*What the exercise asks*
Work out how many lines below contain the word "into", then give that number alone.

[Data excerpts]

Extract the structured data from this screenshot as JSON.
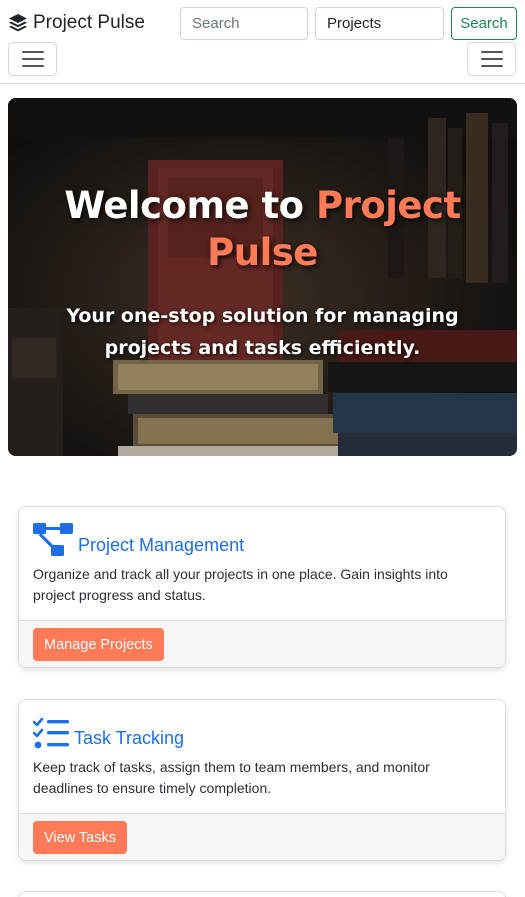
{
  "navbar": {
    "brand": "Project Pulse",
    "brand_icon": "layers-icon",
    "search_placeholder": "Search",
    "projects_value": "Projects",
    "search_button": "Search"
  },
  "hero": {
    "title_prefix": "Welcome to ",
    "title_accent": "Project Pulse",
    "subtitle": "Your one-stop solution for managing projects and tasks efficiently."
  },
  "cards": [
    {
      "icon": "diagram-icon",
      "title": "Project Management",
      "text": "Organize and track all your projects in one place. Gain insights into project progress and status.",
      "button": "Manage Projects"
    },
    {
      "icon": "checklist-icon",
      "title": "Task Tracking",
      "text": "Keep track of tasks, assign them to team members, and monitor deadlines to ensure timely completion.",
      "button": "View Tasks"
    }
  ],
  "colors": {
    "accent": "#ff7a57",
    "link": "#1e6ee6",
    "success": "#198754"
  }
}
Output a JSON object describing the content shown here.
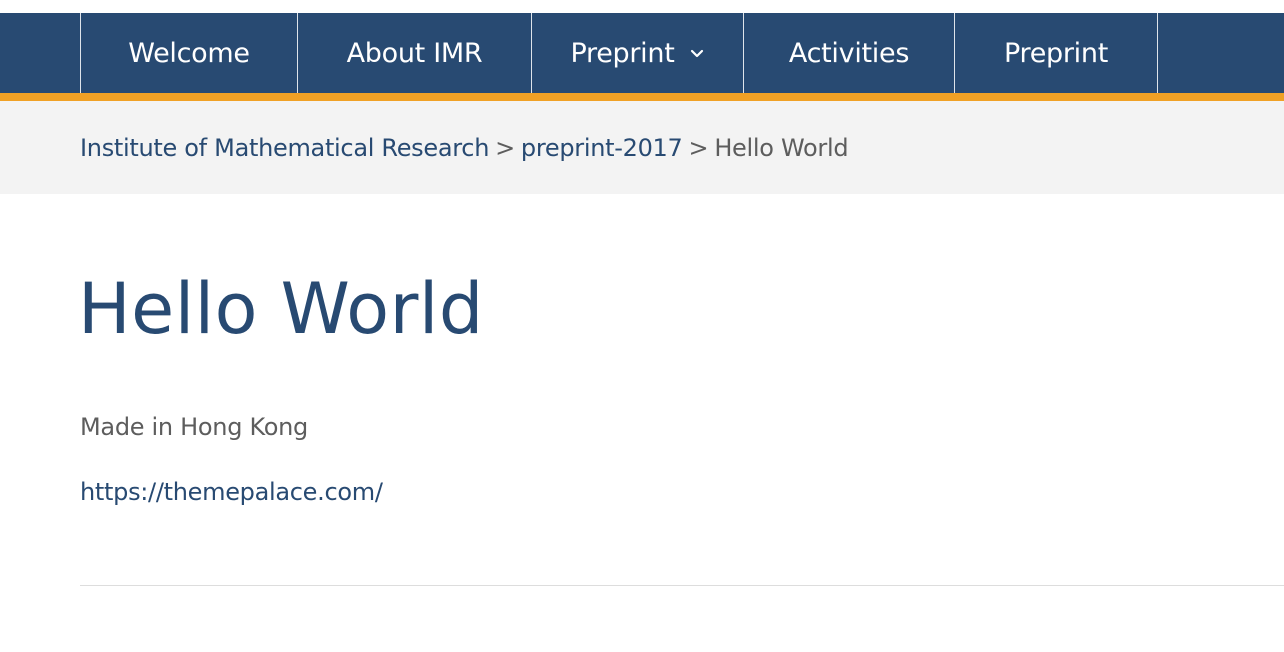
{
  "nav": {
    "items": [
      {
        "label": "Welcome",
        "has_dropdown": false
      },
      {
        "label": "About IMR",
        "has_dropdown": false
      },
      {
        "label": "Preprint",
        "has_dropdown": true
      },
      {
        "label": "Activities",
        "has_dropdown": false
      },
      {
        "label": "Preprint",
        "has_dropdown": false
      }
    ]
  },
  "breadcrumb": {
    "items": [
      "Institute of Mathematical Research",
      "preprint-2017"
    ],
    "separator": ">",
    "current": "Hello World"
  },
  "main": {
    "title": "Hello World",
    "text": "Made in Hong Kong",
    "link": "https://themepalace.com/"
  },
  "colors": {
    "nav_background": "#284a72",
    "nav_accent": "#f0a125",
    "breadcrumb_background": "#f3f3f3",
    "link": "#284a72",
    "body_text": "#5d5d5d"
  },
  "icons": {
    "dropdown": "chevron-down-icon"
  }
}
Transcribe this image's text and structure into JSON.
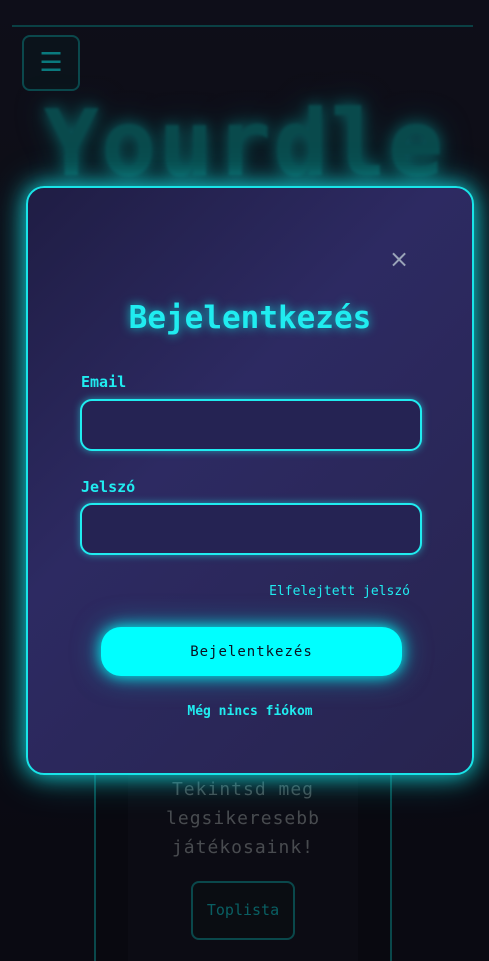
{
  "background": {
    "menu_icon": "☰",
    "logo": "Yourdle",
    "card_text": "Tekintsd meg legsikeresebb játékosaink!",
    "toplist_label": "Toplista"
  },
  "modal": {
    "close_icon": "×",
    "title": "Bejelentkezés",
    "email_label": "Email",
    "email_value": "",
    "password_label": "Jelszó",
    "password_value": "",
    "forgot_label": "Elfelejtett jelszó",
    "submit_label": "Bejelentkezés",
    "register_label": "Még nincs fiókom"
  },
  "colors": {
    "accent": "#20ecf0",
    "button": "#00ffff",
    "modal_bg": "#2d2a62"
  }
}
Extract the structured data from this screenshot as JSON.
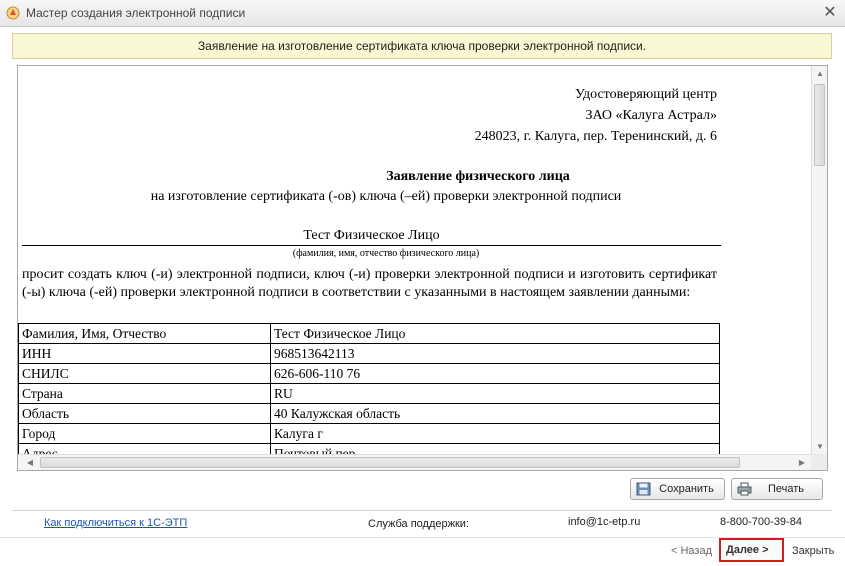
{
  "window": {
    "title": "Мастер создания электронной подписи",
    "close_glyph": "✕",
    "icon": "app-icon"
  },
  "banner": {
    "text": "Заявление на изготовление сертификата ключа проверки электронной подписи."
  },
  "document": {
    "address_lines": [
      "Удостоверяющий центр",
      "ЗАО «Калуга Астрал»",
      "248023, г. Калуга, пер. Теренинский, д. 6"
    ],
    "heading": "Заявление физического лица",
    "subheading": "на изготовление сертификата (-ов) ключа (–ей) проверки электронной подписи",
    "applicant_name": "Тест Физическое Лицо",
    "applicant_caption": "(фамилия, имя, отчество физического лица)",
    "request_text": "просит создать ключ (-и) электронной подписи, ключ (-и) проверки электронной подписи и изготовить сертификат (-ы) ключа (-ей) проверки электронной подписи в соответствии с указанными в настоящем заявлении данными:",
    "rows": [
      {
        "label": "Фамилия, Имя, Отчество",
        "value": "Тест Физическое Лицо"
      },
      {
        "label": "ИНН",
        "value": "968513642113"
      },
      {
        "label": "СНИЛС",
        "value": "626-606-110 76"
      },
      {
        "label": "Страна",
        "value": "RU"
      },
      {
        "label": "Область",
        "value": "40 Калужская область"
      },
      {
        "label": "Город",
        "value": "Калуга г"
      },
      {
        "label": "Адрес",
        "value": "Почтовый пер"
      }
    ]
  },
  "actions": {
    "save_label": "Сохранить",
    "print_label": "Печать",
    "save_icon": "save-icon",
    "print_icon": "print-icon"
  },
  "footer": {
    "link_text": "Как подключиться к 1С-ЭТП",
    "support_label": "Служба поддержки:",
    "support_email": "info@1c-etp.ru",
    "support_phone": "8-800-700-39-84"
  },
  "navigation": {
    "back_label": "< Назад",
    "next_label": "Далее  >",
    "close_label": "Закрыть"
  }
}
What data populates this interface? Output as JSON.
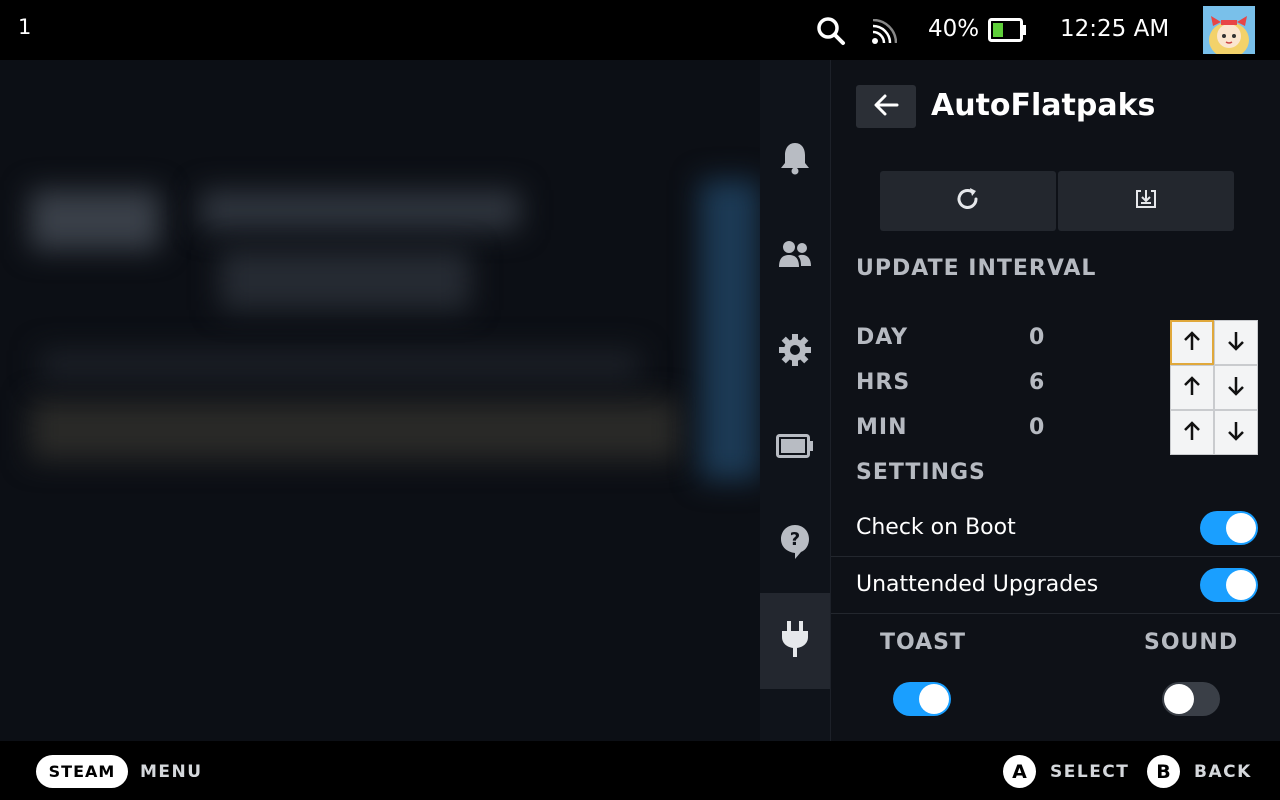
{
  "topbar": {
    "notification_count": "1",
    "battery_percent": "40%",
    "battery_level": 0.4,
    "time": "12:25 AM",
    "icons": [
      "search-icon",
      "signal-icon",
      "battery-icon"
    ]
  },
  "sidenav": {
    "items": [
      "bell-icon",
      "friends-icon",
      "gear-icon",
      "battery-icon",
      "help-icon",
      "plug-icon"
    ],
    "active": "plug-icon"
  },
  "panel": {
    "title": "AutoFlatpaks",
    "actions": [
      "refresh-icon",
      "download-icon"
    ],
    "update_interval": {
      "label": "UPDATE INTERVAL",
      "rows": [
        {
          "label": "DAY",
          "value": "0"
        },
        {
          "label": "HRS",
          "value": "6"
        },
        {
          "label": "MIN",
          "value": "0"
        }
      ]
    },
    "settings": {
      "label": "SETTINGS",
      "toggles": [
        {
          "label": "Check on Boot",
          "on": true
        },
        {
          "label": "Unattended Upgrades",
          "on": true
        }
      ],
      "columns": [
        {
          "label": "TOAST",
          "on": true
        },
        {
          "label": "SOUND",
          "on": false
        }
      ]
    }
  },
  "bottombar": {
    "steam_label": "STEAM",
    "menu_label": "MENU",
    "a_button": "A",
    "select_label": "SELECT",
    "b_button": "B",
    "back_label": "BACK"
  },
  "colors": {
    "accent": "#1a9fff",
    "focus": "#e0a83b",
    "label": "#b6bac1"
  }
}
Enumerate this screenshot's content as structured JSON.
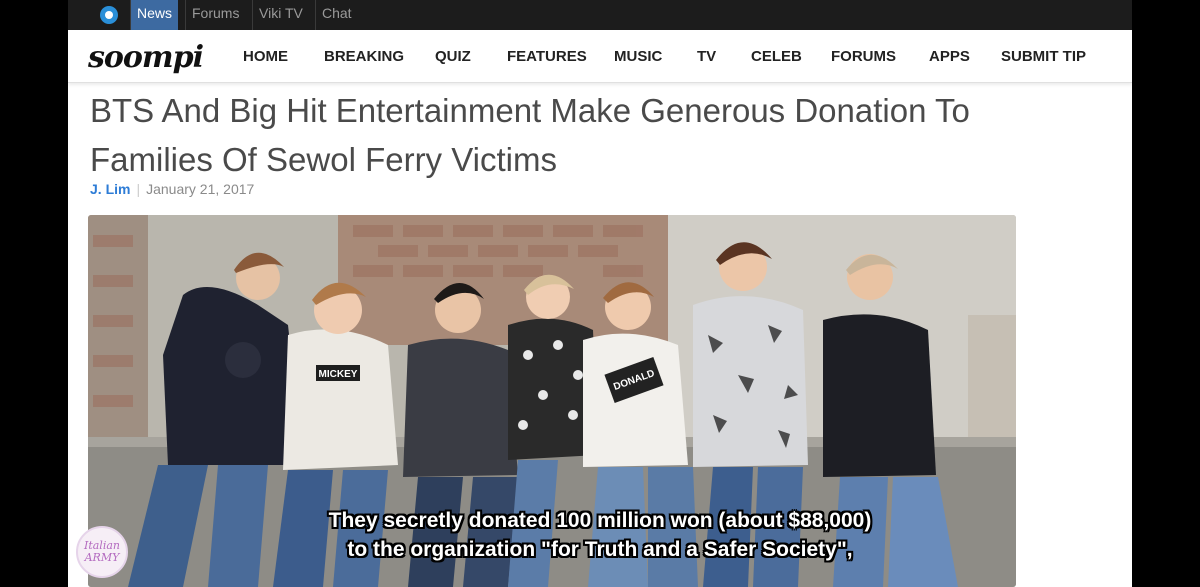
{
  "topbar": {
    "tabs": [
      "News",
      "Forums",
      "Viki TV",
      "Chat"
    ],
    "active_tab": "News"
  },
  "navbar": {
    "brand": "soompi",
    "items": [
      "HOME",
      "BREAKING",
      "QUIZ",
      "FEATURES",
      "MUSIC",
      "TV",
      "CELEB",
      "FORUMS",
      "APPS",
      "SUBMIT TIP"
    ]
  },
  "article": {
    "title": "BTS And Big Hit Entertainment Make Generous Donation To Families Of Sewol Ferry Victims",
    "author": "J. Lim",
    "date": "January 21, 2017",
    "shirt_text_1": "MICKEY",
    "shirt_text_2": "DONALD"
  },
  "subtitles": {
    "line1": "They secretly donated 100 million won (about $88,000)",
    "line2": "to the organization \"for Truth and a Safer Society\","
  },
  "watermark": {
    "line1": "Italian",
    "line2": "ARMY"
  },
  "colors": {
    "topbar_bg": "#1c1c1c",
    "active_tab": "#3d6aa1",
    "author_link": "#2d7cd6",
    "headline": "#4a4a4a"
  }
}
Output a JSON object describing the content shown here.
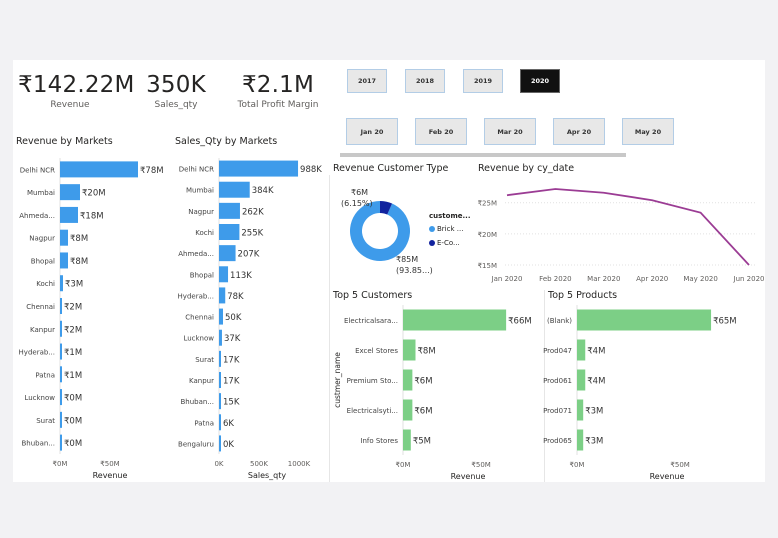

*Answer section*
2